■ About this exercise
Write out the whole listing word for word.
━━━━━━━━━━━━━━━━━━━━━━━━━━━━━━
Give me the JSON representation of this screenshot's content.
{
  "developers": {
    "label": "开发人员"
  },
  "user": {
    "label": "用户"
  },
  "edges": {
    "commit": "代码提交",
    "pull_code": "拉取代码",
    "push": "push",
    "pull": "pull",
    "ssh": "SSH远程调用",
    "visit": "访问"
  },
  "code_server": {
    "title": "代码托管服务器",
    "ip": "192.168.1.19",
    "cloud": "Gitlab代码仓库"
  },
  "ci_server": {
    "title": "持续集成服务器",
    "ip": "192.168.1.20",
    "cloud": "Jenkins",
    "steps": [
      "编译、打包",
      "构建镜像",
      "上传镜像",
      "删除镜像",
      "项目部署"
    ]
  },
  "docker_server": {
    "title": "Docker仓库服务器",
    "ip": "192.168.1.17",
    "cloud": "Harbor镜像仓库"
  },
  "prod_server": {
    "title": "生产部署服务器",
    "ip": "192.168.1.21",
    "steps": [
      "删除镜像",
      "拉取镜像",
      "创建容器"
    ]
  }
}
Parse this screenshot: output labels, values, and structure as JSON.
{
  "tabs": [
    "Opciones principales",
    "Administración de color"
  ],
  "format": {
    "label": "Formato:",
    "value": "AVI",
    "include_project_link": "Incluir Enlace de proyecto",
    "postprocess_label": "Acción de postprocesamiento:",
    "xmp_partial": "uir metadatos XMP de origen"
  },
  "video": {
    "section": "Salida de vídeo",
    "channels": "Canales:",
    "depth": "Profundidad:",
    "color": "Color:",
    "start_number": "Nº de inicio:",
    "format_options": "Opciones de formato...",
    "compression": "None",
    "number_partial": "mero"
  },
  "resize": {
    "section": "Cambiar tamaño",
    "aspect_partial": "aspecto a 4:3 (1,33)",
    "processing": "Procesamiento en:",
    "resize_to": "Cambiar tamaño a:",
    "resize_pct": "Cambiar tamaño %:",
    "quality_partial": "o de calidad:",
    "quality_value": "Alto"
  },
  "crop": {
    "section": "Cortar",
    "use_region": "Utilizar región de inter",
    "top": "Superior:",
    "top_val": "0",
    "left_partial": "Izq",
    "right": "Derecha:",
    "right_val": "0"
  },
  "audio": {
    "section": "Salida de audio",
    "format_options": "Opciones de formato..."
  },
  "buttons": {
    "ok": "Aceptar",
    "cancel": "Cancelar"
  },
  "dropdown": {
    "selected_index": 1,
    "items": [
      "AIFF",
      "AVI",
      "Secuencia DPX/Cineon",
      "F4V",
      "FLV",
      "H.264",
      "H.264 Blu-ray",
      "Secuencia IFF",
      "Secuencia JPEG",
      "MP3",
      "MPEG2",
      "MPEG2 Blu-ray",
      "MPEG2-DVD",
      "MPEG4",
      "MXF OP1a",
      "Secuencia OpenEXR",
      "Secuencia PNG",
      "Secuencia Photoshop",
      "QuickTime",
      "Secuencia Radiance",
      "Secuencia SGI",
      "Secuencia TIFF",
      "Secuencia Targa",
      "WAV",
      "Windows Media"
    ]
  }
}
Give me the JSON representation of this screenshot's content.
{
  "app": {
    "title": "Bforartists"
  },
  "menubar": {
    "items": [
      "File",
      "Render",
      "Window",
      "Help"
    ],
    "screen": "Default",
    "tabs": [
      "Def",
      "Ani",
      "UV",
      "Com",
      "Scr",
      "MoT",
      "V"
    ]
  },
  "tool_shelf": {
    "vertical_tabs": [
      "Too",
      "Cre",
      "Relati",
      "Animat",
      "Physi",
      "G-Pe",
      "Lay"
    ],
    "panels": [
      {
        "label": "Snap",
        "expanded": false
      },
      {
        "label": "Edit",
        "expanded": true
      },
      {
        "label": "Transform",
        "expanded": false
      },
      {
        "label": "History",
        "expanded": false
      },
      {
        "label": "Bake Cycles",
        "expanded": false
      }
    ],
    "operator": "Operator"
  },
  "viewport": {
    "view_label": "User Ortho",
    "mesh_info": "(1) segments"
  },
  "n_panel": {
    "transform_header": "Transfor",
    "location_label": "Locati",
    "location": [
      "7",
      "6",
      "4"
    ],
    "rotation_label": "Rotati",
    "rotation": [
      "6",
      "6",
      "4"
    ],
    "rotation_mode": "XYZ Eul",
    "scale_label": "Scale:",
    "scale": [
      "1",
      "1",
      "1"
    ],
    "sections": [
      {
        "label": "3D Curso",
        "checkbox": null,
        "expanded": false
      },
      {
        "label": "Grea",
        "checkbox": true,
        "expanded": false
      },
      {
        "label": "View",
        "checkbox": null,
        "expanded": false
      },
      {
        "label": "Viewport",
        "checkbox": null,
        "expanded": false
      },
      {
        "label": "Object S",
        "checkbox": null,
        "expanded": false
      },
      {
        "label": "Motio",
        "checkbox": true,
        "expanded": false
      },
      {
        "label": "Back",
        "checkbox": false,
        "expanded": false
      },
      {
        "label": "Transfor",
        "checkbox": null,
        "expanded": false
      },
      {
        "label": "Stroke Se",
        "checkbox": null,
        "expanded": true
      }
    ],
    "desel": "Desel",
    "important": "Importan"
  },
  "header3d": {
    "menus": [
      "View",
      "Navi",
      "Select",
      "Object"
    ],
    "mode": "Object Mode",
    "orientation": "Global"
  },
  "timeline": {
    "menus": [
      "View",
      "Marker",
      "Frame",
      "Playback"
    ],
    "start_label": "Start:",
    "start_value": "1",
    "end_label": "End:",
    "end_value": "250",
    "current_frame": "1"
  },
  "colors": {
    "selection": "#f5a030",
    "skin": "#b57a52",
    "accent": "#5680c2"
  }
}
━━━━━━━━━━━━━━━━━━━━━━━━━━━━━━
■ Answer area
Give me the JSON representation of this screenshot's content.
{
  "developers": {
    "label": "开发人员"
  },
  "user": {
    "label": "用户"
  },
  "edges": {
    "commit": "代码提交",
    "pull_code": "拉取代码",
    "push": "push",
    "pull": "pull",
    "ssh": "SSH远程调用",
    "visit": "访问"
  },
  "code_server": {
    "title": "代码托管服务器",
    "ip": "192.168.1.19",
    "cloud": "Gitlab代码仓库"
  },
  "ci_server": {
    "title": "持续集成服务器",
    "ip": "192.168.1.20",
    "cloud": "Jenkins",
    "steps": [
      "编译、打包",
      "构建镜像",
      "上传镜像",
      "删除镜像",
      "项目部署"
    ]
  },
  "docker_server": {
    "title": "Docker仓库服务器",
    "ip": "192.168.1.17",
    "cloud": "Harbor镜像仓库"
  },
  "prod_server": {
    "title": "生产部署服务器",
    "ip": "192.168.1.21",
    "steps": [
      "删除镜像",
      "拉取镜像",
      "创建容器"
    ]
  }
}
Parse this screenshot: output labels, values, and structure as JSON.
{
  "tabs": [
    "Opciones principales",
    "Administración de color"
  ],
  "format": {
    "label": "Formato:",
    "value": "AVI",
    "include_project_link": "Incluir Enlace de proyecto",
    "postprocess_label": "Acción de postprocesamiento:",
    "xmp_partial": "uir metadatos XMP de origen"
  },
  "video": {
    "section": "Salida de vídeo",
    "channels": "Canales:",
    "depth": "Profundidad:",
    "color": "Color:",
    "start_number": "Nº de inicio:",
    "format_options": "Opciones de formato...",
    "compression": "None",
    "number_partial": "mero"
  },
  "resize": {
    "section": "Cambiar tamaño",
    "aspect_partial": "aspecto a 4:3 (1,33)",
    "processing": "Procesamiento en:",
    "resize_to": "Cambiar tamaño a:",
    "resize_pct": "Cambiar tamaño %:",
    "quality_partial": "o de calidad:",
    "quality_value": "Alto"
  },
  "crop": {
    "section": "Cortar",
    "use_region": "Utilizar región de inter",
    "top": "Superior:",
    "top_val": "0",
    "left_partial": "Izq",
    "right": "Derecha:",
    "right_val": "0"
  },
  "audio": {
    "section": "Salida de audio",
    "format_options": "Opciones de formato..."
  },
  "buttons": {
    "ok": "Aceptar",
    "cancel": "Cancelar"
  },
  "dropdown": {
    "selected_index": 1,
    "items": [
      "AIFF",
      "AVI",
      "Secuencia DPX/Cineon",
      "F4V",
      "FLV",
      "H.264",
      "H.264 Blu-ray",
      "Secuencia IFF",
      "Secuencia JPEG",
      "MP3",
      "MPEG2",
      "MPEG2 Blu-ray",
      "MPEG2-DVD",
      "MPEG4",
      "MXF OP1a",
      "Secuencia OpenEXR",
      "Secuencia PNG",
      "Secuencia Photoshop",
      "QuickTime",
      "Secuencia Radiance",
      "Secuencia SGI",
      "Secuencia TIFF",
      "Secuencia Targa",
      "WAV",
      "Windows Media"
    ]
  }
}
Give me the JSON representation of this screenshot's content.
{
  "app": {
    "title": "Bforartists"
  },
  "menubar": {
    "items": [
      "File",
      "Render",
      "Window",
      "Help"
    ],
    "screen": "Default",
    "tabs": [
      "Def",
      "Ani",
      "UV",
      "Com",
      "Scr",
      "MoT",
      "V"
    ]
  },
  "tool_shelf": {
    "vertical_tabs": [
      "Too",
      "Cre",
      "Relati",
      "Animat",
      "Physi",
      "G-Pe",
      "Lay"
    ],
    "panels": [
      {
        "label": "Snap",
        "expanded": false
      },
      {
        "label": "Edit",
        "expanded": true
      },
      {
        "label": "Transform",
        "expanded": false
      },
      {
        "label": "History",
        "expanded": false
      },
      {
        "label": "Bake Cycles",
        "expanded": false
      }
    ],
    "operator": "Operator"
  },
  "viewport": {
    "view_label": "User Ortho",
    "mesh_info": "(1) segments"
  },
  "n_panel": {
    "transform_header": "Transfor",
    "location_label": "Locati",
    "location": [
      "7",
      "6",
      "4"
    ],
    "rotation_label": "Rotati",
    "rotation": [
      "6",
      "6",
      "4"
    ],
    "rotation_mode": "XYZ Eul",
    "scale_label": "Scale:",
    "scale": [
      "1",
      "1",
      "1"
    ],
    "sections": [
      {
        "label": "3D Curso",
        "checkbox": null,
        "expanded": false
      },
      {
        "label": "Grea",
        "checkbox": true,
        "expanded": false
      },
      {
        "label": "View",
        "checkbox": null,
        "expanded": false
      },
      {
        "label": "Viewport",
        "checkbox": null,
        "expanded": false
      },
      {
        "label": "Object S",
        "checkbox": null,
        "expanded": false
      },
      {
        "label": "Motio",
        "checkbox": true,
        "expanded": false
      },
      {
        "label": "Back",
        "checkbox": false,
        "expanded": false
      },
      {
        "label": "Transfor",
        "checkbox": null,
        "expanded": false
      },
      {
        "label": "Stroke Se",
        "checkbox": null,
        "expanded": true
      }
    ],
    "desel": "Desel",
    "important": "Importan"
  },
  "header3d": {
    "menus": [
      "View",
      "Navi",
      "Select",
      "Object"
    ],
    "mode": "Object Mode",
    "orientation": "Global"
  },
  "timeline": {
    "menus": [
      "View",
      "Marker",
      "Frame",
      "Playback"
    ],
    "start_label": "Start:",
    "start_value": "1",
    "end_label": "End:",
    "end_value": "250",
    "current_frame": "1"
  },
  "colors": {
    "selection": "#f5a030",
    "skin": "#b57a52",
    "accent": "#5680c2"
  }
}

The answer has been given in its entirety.